Memorial Day is a time of great emotion for some of us. While there is nothing wrong with enjoying your day off with hot dogs and beer, some of us would ask a few moments for a group of men, and some women, who will not be enjoying those things ever again.
For me, it is a day of remembering a few such men in particular. They can join in neither somberness nor revelry, but it is my earnest hope and desire that they are received by God with the same acclaim and respect that we, who are left behind, remember them with.
Some, in particular, left this earth with special distinction and heroism. Some, I had the honor of knowing first hand. Men whose voices I could recognize, whose faces I will never forget. I knew what sort of laugh they had and whether they were inclined to smile broadly or smirk. I am not their blood family, and I will never know them as intimately as their true families did. I do, however, consider them my brothers, nonetheless.

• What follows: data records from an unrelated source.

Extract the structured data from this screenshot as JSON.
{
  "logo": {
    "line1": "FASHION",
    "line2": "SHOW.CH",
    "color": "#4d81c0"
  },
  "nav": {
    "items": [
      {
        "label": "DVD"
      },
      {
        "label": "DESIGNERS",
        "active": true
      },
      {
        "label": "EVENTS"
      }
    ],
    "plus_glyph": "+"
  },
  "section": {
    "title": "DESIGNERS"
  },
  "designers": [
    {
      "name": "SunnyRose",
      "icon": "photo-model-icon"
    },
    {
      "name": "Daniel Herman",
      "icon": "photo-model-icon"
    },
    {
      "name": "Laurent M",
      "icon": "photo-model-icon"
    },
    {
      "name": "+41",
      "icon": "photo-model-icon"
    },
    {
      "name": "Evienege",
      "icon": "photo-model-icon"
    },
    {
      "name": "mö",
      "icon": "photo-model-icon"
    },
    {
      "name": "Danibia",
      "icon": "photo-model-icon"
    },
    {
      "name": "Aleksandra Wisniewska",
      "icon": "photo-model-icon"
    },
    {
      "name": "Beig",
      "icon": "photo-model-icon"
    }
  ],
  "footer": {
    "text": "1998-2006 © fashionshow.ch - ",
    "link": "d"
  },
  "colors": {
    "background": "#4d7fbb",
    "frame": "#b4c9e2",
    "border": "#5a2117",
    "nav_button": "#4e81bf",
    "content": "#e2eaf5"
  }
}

One such man is 1st LT David R. Bernstein. He died on a night that I will never forget– 18 October 2003. On that night, his patrol came under fire with small arms and RPGs. Lieutenant Bernstein was shot in the leg, yet staggered under fire to the other side his Humvee, which had flipped and thrown the driver out. There, he freed the pinned driver and even managed to get the vehicle up off the berm. He later succumbed to his wounds, as he had been shot in the femoral artery, and bled to death shortly afterward, despite the best attempts of the medics and flight surgeon. He was posthumously awarded the Silver Star.
Also on that truck, serving as gunner for 1st LT Bernstein, was PFC John D. Hart. Hart expended all his ammunition in that engagement, bravely standing behind his exposed turret-mounted machine gun as enemy fire fell all about him. Hart left this world somewhat with merciful swiftness, as he was shot through the neck at some point in the battle. He simply staggered to the side and sat down one on of the benches, probably dead before he even sat down. I do not know, but I would like to think that at least it was so quick he felt little to no pain or fear.

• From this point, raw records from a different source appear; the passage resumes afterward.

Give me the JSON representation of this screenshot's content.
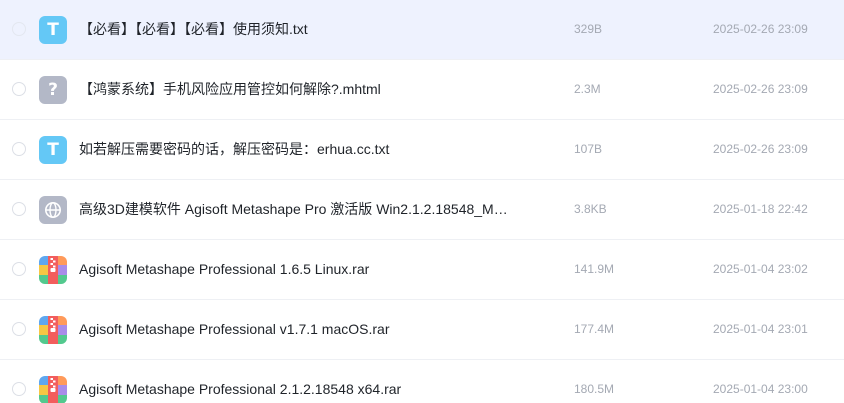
{
  "files": [
    {
      "icon_type": "txt",
      "icon_glyph": "T",
      "name": "【必看】【必看】【必看】使用须知.txt",
      "size": "329B",
      "date": "2025-02-26 23:09",
      "selected": true
    },
    {
      "icon_type": "unknown",
      "icon_glyph": "?",
      "name": "【鸿蒙系统】手机风险应用管控如何解除?.mhtml",
      "size": "2.3M",
      "date": "2025-02-26 23:09",
      "selected": false
    },
    {
      "icon_type": "txt",
      "icon_glyph": "T",
      "name": "如若解压需要密码的话，解压密码是：erhua.cc.txt",
      "size": "107B",
      "date": "2025-02-26 23:09",
      "selected": false
    },
    {
      "icon_type": "web",
      "icon_glyph": "",
      "name": "高级3D建模软件 Agisoft Metashape Pro 激活版 Win2.1.2.18548_Ma...",
      "size": "3.8KB",
      "date": "2025-01-18 22:42",
      "selected": false
    },
    {
      "icon_type": "rar",
      "icon_glyph": "",
      "name": "Agisoft Metashape Professional 1.6.5 Linux.rar",
      "size": "141.9M",
      "date": "2025-01-04 23:02",
      "selected": false
    },
    {
      "icon_type": "rar",
      "icon_glyph": "",
      "name": "Agisoft Metashape Professional v1.7.1 macOS.rar",
      "size": "177.4M",
      "date": "2025-01-04 23:01",
      "selected": false
    },
    {
      "icon_type": "rar",
      "icon_glyph": "",
      "name": "Agisoft Metashape Professional 2.1.2.18548 x64.rar",
      "size": "180.5M",
      "date": "2025-01-04 23:00",
      "selected": false
    }
  ],
  "icon_names": {
    "txt": "text-file-icon",
    "unknown": "unknown-file-icon",
    "web": "web-file-icon",
    "rar": "archive-file-icon"
  },
  "colors": {
    "selected_row": "#eef2fe",
    "txt_icon": "#64c8f6",
    "unknown_icon": "#b3b8c7",
    "meta_text": "#a4a9b3"
  }
}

Others that I had the honor of knowing would join them over the years. Men like Keith Eisenhower, Damion Campbell, Russell Bell, Edwardo Loredo, David Rice, and Sascha Struble. I cannot do anything more for them now, besides remember them and hope that they have had a soft landing, at that last jump onto God’s drop zone.
Or can I? I know that while they are now beyond any powers of this earth, I may still honor them: by striving to live the life that they died to give my fellow Americans and me by remembering the flag for which they fought, and everything it symbolizes while attempting to preserve everything it stands for. In this present age, one where so much of all our once cherished values and principles are under siege, I will strive to honor those men and their sacrifice by fighting for those values. I will fight even when it has become unpopular, even when I am spit upon, insulted, and denigrated for refusing to follow the crowd down the path of least resistance, and certain ruin.

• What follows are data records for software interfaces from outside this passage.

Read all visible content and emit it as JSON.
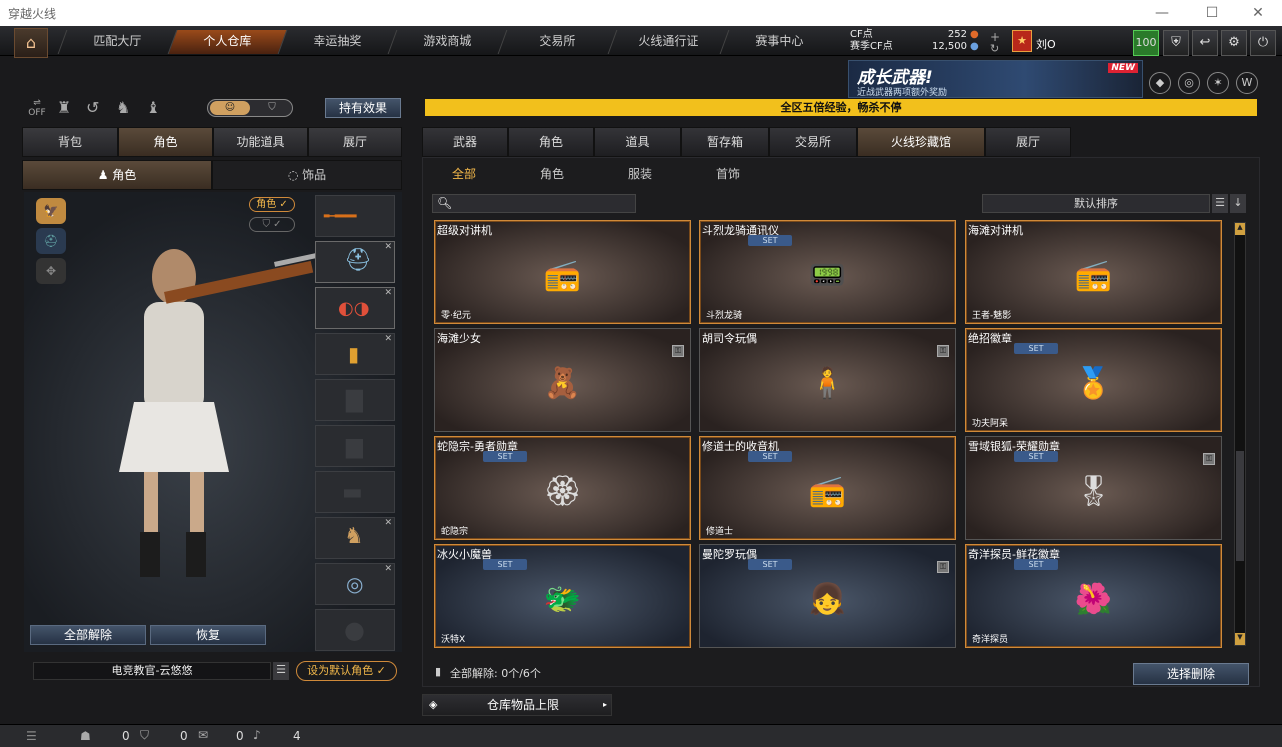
{
  "window": {
    "title": "穿越火线"
  },
  "nav": {
    "tabs": [
      "匹配大厅",
      "个人仓库",
      "幸运抽奖",
      "游戏商城",
      "交易所",
      "火线通行证",
      "赛事中心"
    ],
    "active_index": 1
  },
  "currency": {
    "cf_label": "CF点",
    "cf_value": "252",
    "season_label": "赛季CF点",
    "season_value": "12,500"
  },
  "user": {
    "name": "刘O",
    "level_badge": "100"
  },
  "banner": {
    "title": "成长武器!",
    "subtitle": "近战武器两项额外奖励",
    "badge": "NEW"
  },
  "announcement": "全区五倍经验，畅杀不停",
  "left_panel": {
    "effects_button": "持有效果",
    "tabs": [
      "背包",
      "角色",
      "功能道具",
      "展厅"
    ],
    "active_tab": 1,
    "subtabs": [
      "角色",
      "饰品"
    ],
    "role_filter": "角色",
    "unequip_all": "全部解除",
    "restore": "恢复",
    "character_name": "电竞教官-云悠悠",
    "set_default": "设为默认角色"
  },
  "right_panel": {
    "tabs": [
      "武器",
      "角色",
      "道具",
      "暂存箱",
      "交易所",
      "火线珍藏馆",
      "展厅"
    ],
    "active_tab": 5,
    "categories": [
      "全部",
      "角色",
      "服装",
      "首饰"
    ],
    "active_category": 0,
    "sort_label": "默认排序",
    "search_placeholder": "",
    "items": [
      {
        "name": "超级对讲机",
        "owner": "零·纪元",
        "set": false,
        "locked": false,
        "style": "gold"
      },
      {
        "name": "斗烈龙骑通讯仪",
        "owner": "斗烈龙骑",
        "set": true,
        "locked": false,
        "style": "gold"
      },
      {
        "name": "海滩对讲机",
        "owner": "王者-魅影",
        "set": false,
        "locked": false,
        "style": "gold"
      },
      {
        "name": "海滩少女",
        "owner": "",
        "set": false,
        "locked": true,
        "style": "plain"
      },
      {
        "name": "胡司令玩偶",
        "owner": "",
        "set": false,
        "locked": true,
        "style": "plain"
      },
      {
        "name": "绝招徽章",
        "owner": "功夫阿呆",
        "set": true,
        "locked": false,
        "style": "gold"
      },
      {
        "name": "蛇隐宗-勇者勋章",
        "owner": "蛇隐宗",
        "set": true,
        "locked": false,
        "style": "gold"
      },
      {
        "name": "修道士的收音机",
        "owner": "修道士",
        "set": true,
        "locked": false,
        "style": "gold"
      },
      {
        "name": "雪域银狐-荣耀勋章",
        "owner": "",
        "set": true,
        "locked": true,
        "style": "plain"
      },
      {
        "name": "冰火小魔兽",
        "owner": "沃特X",
        "set": true,
        "locked": false,
        "style": "gold-blue"
      },
      {
        "name": "曼陀罗玩偶",
        "owner": "",
        "set": true,
        "locked": true,
        "style": "blue"
      },
      {
        "name": "奇洋探员-鲜花徽章",
        "owner": "奇洋探员",
        "set": true,
        "locked": false,
        "style": "gold-blue"
      }
    ],
    "unequip_count": "全部解除: 0个/6个",
    "select_delete": "选择删除",
    "storage_limit": "仓库物品上限"
  },
  "statusbar": {
    "v1": "0",
    "v2": "0",
    "v3": "0",
    "v4": "4"
  },
  "colors": {
    "accent": "#f3b84a",
    "announcement_bg": "#f2c01c"
  }
}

All men and women die at the hour and moment that God has chosen for them. Some die violently, in pain, the victims of others, seeming to us taken before their time. We, who yet live, cannot erase the agonies of their last mortal moments, but we can render them a final service if we strive to at least ensure their deaths were not in vain.
Nothing could be so dishonorable, offensive, or loathsome, as allowing them to die for us, and then squandering their sacrifice. How can we look at ourselves in the mirror, or into their eyes when at last we cross that threshold to where they now are if we allow the cause for which they died to go quietly in the night, wasted and under-appreciated by those they gave so much for?
These heroes died trying to save a ship that has half of its crew or more, uninterested in staying afloat. We, who are still among the living, must now be heroes whether we are mighty or low, rich or poor, famous or anonymous. Those heroes died carrying a torch, a radiant beacon of our free, Christian, American values that shine out across the land. Are we going to pick it up and carry it ourselves, or allow it to sputter in the dirt, forgotten along with the men who carried it?